Countries that restrict antibiotic use to medical purposes only do not report drug-resistant superbugs. But, regulating use of antibiotics for only medical purposes cuts into profits of livestock and pharmaceutical industries. There’s that word “profit” once again, undercutting healthcare. Sensibly, publicly funded health research does not focus on profits, which is why neoliberals hate public funding.

Another “last gasp” antibiotic that saves human lives, carbapenem, is also under attack by genes, which are mobile and susceptible to mixing with other bacterial strains. In fact, carbapenem-resistant strains are already found in the U.S.

Health officials are watching in horror as bacteria become resistant to powerful carbapenem antibiotics— one of the last drugs on the shelf. ((“Antibiotic Resistance: The Last Resort”, Nature, July 24, 2013.))

The Nightmare Bacteria

Bottom line, “Once a colistin-resistant strain exchanges genes with a carbapenem-resistant one, the likely result is a ‘nightmare bacteria’ that no antibiotic can tame, the CDC says” (Shah). Observers claim it’s only a matter of when, not if.

Imagine a horror film of people dying left and right because of a rampant “nightmare bacteria” that cannot be treated because of gene mutations, and the scene is set.

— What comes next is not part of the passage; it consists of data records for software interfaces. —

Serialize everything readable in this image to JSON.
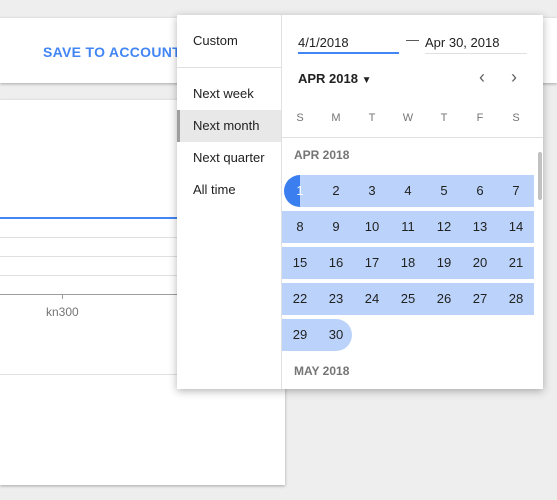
{
  "toolbar": {
    "save_label": "SAVE TO ACCOUNT"
  },
  "chart": {
    "tick_label": "kn300",
    "line_color": "#4285f4"
  },
  "picker": {
    "presets": [
      {
        "label": "Custom"
      },
      {
        "label": "Next week"
      },
      {
        "label": "Next month",
        "selected": true
      },
      {
        "label": "Next quarter"
      },
      {
        "label": "All time"
      }
    ],
    "start_value": "4/1/2018",
    "end_value": "Apr 30, 2018",
    "separator": "—",
    "month_header": "APR 2018",
    "weekdays": [
      "S",
      "M",
      "T",
      "W",
      "T",
      "F",
      "S"
    ],
    "month_label": "APR 2018",
    "next_month_label": "MAY 2018",
    "accent": "#3b7ef0",
    "range_color": "#bbd3fb"
  }
}
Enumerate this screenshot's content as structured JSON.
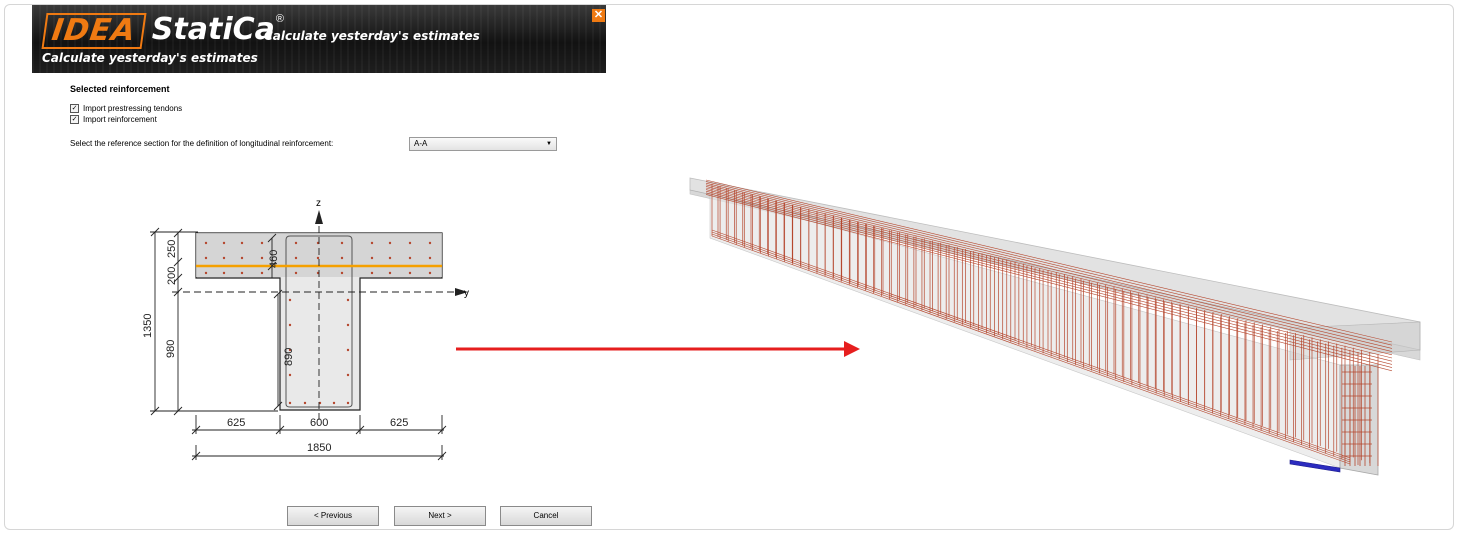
{
  "banner": {
    "logo_idea": "IDEA",
    "logo_statica": "StatiCa",
    "logo_reg": "®",
    "tagline": "Calculate yesterday's estimates",
    "subtitle": "Calculate yesterday's estimates",
    "close_glyph": "✕"
  },
  "dialog": {
    "section_title": "Selected reinforcement",
    "checkboxes": [
      {
        "label": "Import prestressing tendons",
        "checked": true
      },
      {
        "label": "Import reinforcement",
        "checked": true
      }
    ],
    "reference_label": "Select the reference section for the definition of longitudinal reinforcement:",
    "reference_value": "A-A",
    "buttons": {
      "previous": "< Previous",
      "next": "Next >",
      "cancel": "Cancel"
    }
  },
  "section_drawing": {
    "axis_z": "z",
    "axis_y": "y",
    "dims": {
      "flange_top": "250",
      "flange_bottom": "200",
      "tendon": "460",
      "total_height": "1350",
      "web_height": "980",
      "web_inner": "890",
      "left_overhang": "625",
      "web_width": "600",
      "right_overhang": "625",
      "total_width": "1850"
    }
  },
  "colors": {
    "accent_orange": "#f07a12",
    "arrow_red": "#e61e1e",
    "rebar": "#b5472e",
    "tendon": "#f5a000"
  }
}
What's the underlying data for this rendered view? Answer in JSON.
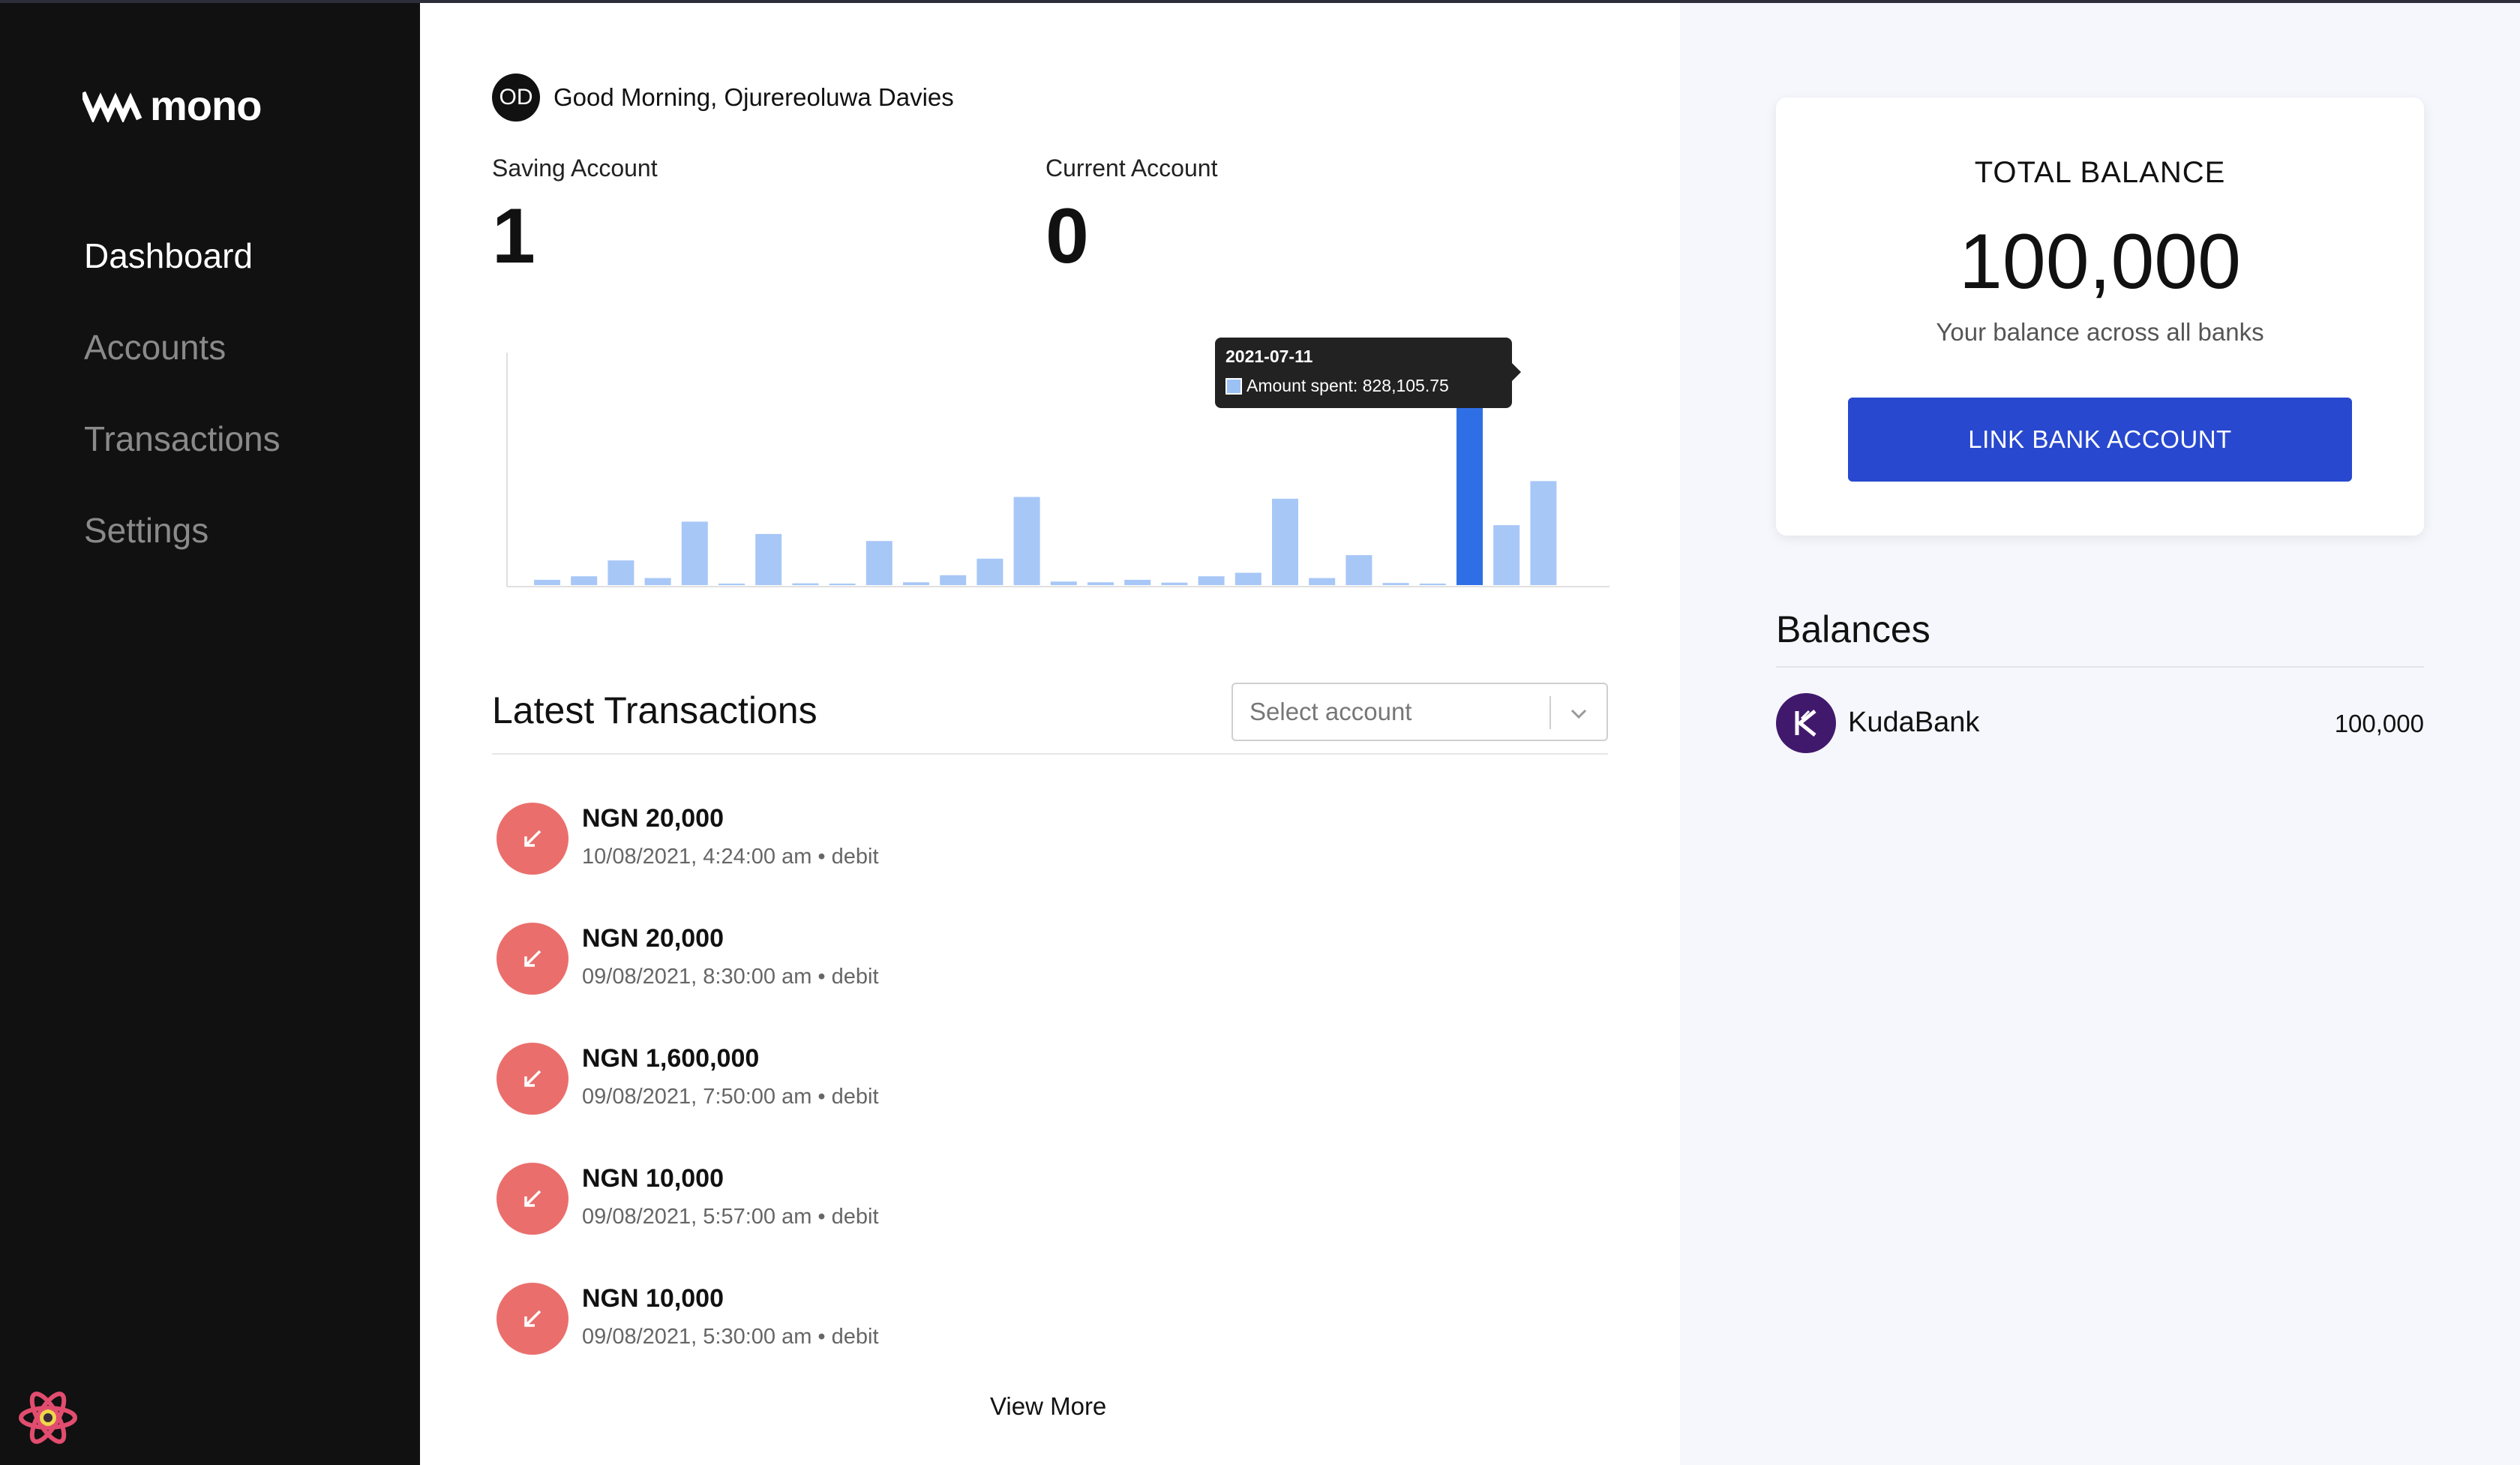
{
  "brand": {
    "name": "mono"
  },
  "sidebar": {
    "items": [
      {
        "label": "Dashboard",
        "active": true
      },
      {
        "label": "Accounts",
        "active": false
      },
      {
        "label": "Transactions",
        "active": false
      },
      {
        "label": "Settings",
        "active": false
      }
    ]
  },
  "header": {
    "avatar_initials": "OD",
    "greeting": "Good Morning, Ojurereoluwa Davies"
  },
  "accounts": {
    "saving": {
      "label": "Saving Account",
      "value": "1"
    },
    "current": {
      "label": "Current Account",
      "value": "0"
    }
  },
  "chart_data": {
    "type": "bar",
    "values": [
      1.5,
      2.5,
      7,
      2,
      18,
      0,
      14.5,
      0.5,
      0,
      12.5,
      0.8,
      2.8,
      7.5,
      25,
      1,
      0.8,
      1.5,
      0.7,
      2.5,
      3.5,
      24.5,
      2,
      8.5,
      0.6,
      0,
      61.7,
      17,
      29.5
    ],
    "highlight_index": 25,
    "tooltip": {
      "date": "2021-07-11",
      "text": "Amount spent: 828,105.75"
    },
    "colors": {
      "bar": "#a7c7f7",
      "highlight": "#2f6fe6"
    }
  },
  "transactions": {
    "title": "Latest Transactions",
    "select_placeholder": "Select account",
    "items": [
      {
        "amount": "NGN 20,000",
        "meta": "10/08/2021, 4:24:00 am • debit"
      },
      {
        "amount": "NGN 20,000",
        "meta": "09/08/2021, 8:30:00 am • debit"
      },
      {
        "amount": "NGN 1,600,000",
        "meta": "09/08/2021, 7:50:00 am • debit"
      },
      {
        "amount": "NGN 10,000",
        "meta": "09/08/2021, 5:57:00 am • debit"
      },
      {
        "amount": "NGN 10,000",
        "meta": "09/08/2021, 5:30:00 am • debit"
      }
    ],
    "view_more": "View More"
  },
  "total_balance": {
    "label": "TOTAL BALANCE",
    "value": "100,000",
    "subtitle": "Your balance across all banks",
    "button": "LINK BANK ACCOUNT"
  },
  "balances": {
    "title": "Balances",
    "banks": [
      {
        "name": "KudaBank",
        "amount": "100,000"
      }
    ]
  },
  "colors": {
    "sidebar_bg": "#111111",
    "accent_button": "#2848cf",
    "debit_icon": "#ea6f6c",
    "right_panel_bg": "#f6f7fc"
  }
}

Under the circumstances, even minor injuries and common infections could kill patients. And, medical procedures like a knee-replacement would entail a major risk of infection that cannot be cured and could lead to death. A sudden death syndrome will haunt society like The Black Death pandemic of the 14th century that killed 75 to 200 million people, but the world’s population then was only 500 million.

Double-bottom line: The desperate need for new antibiotics is not as profitable for drug companies as developing drugs that sick patients take for months or years. A new antibiotic might have market value of only $50 million whereas a prescription drug for heart disease is worth billions. This profit motive disrupts the dire necessity of finding new antibiotics to challenge drug-resistant bacteria as 15 of the 18 largest drug companies have dropped the antibiotics market altogether. Imagine that! Aren’t they supposed to be drug companies? But, the profit motive (a hallmark of neoliberalism) prevents them from discovering the most widely used drugs for the most people at the front line of attack, and as a result, a pandemic may be unstoppable, which, by way of comparison, will make concerns about terrorists look like toddlers in playpens.

Maybe public funding of disease prevention is not such a bad idea after all.

Wherever, whenever the neoliberal principle “the least government is the best government” interrupts, bans, underfunds or privatizes good, solid government societal programs, all hell breaks lose, like clockwork.

And, oh by the way, watch out social security and Medicare! Neoliberal advocates that preach “privatization of everything in sight” are eyeballing those longstanding social welfare programs!

Robert Hunziker (MA, economic history, DePaul University) is a freelance writer and environmental journalist whose articles have been translated into foreign languages and appeared in over 50 journals, magazines, and sites worldwide. He can be contacted at: Read other articles by Robert.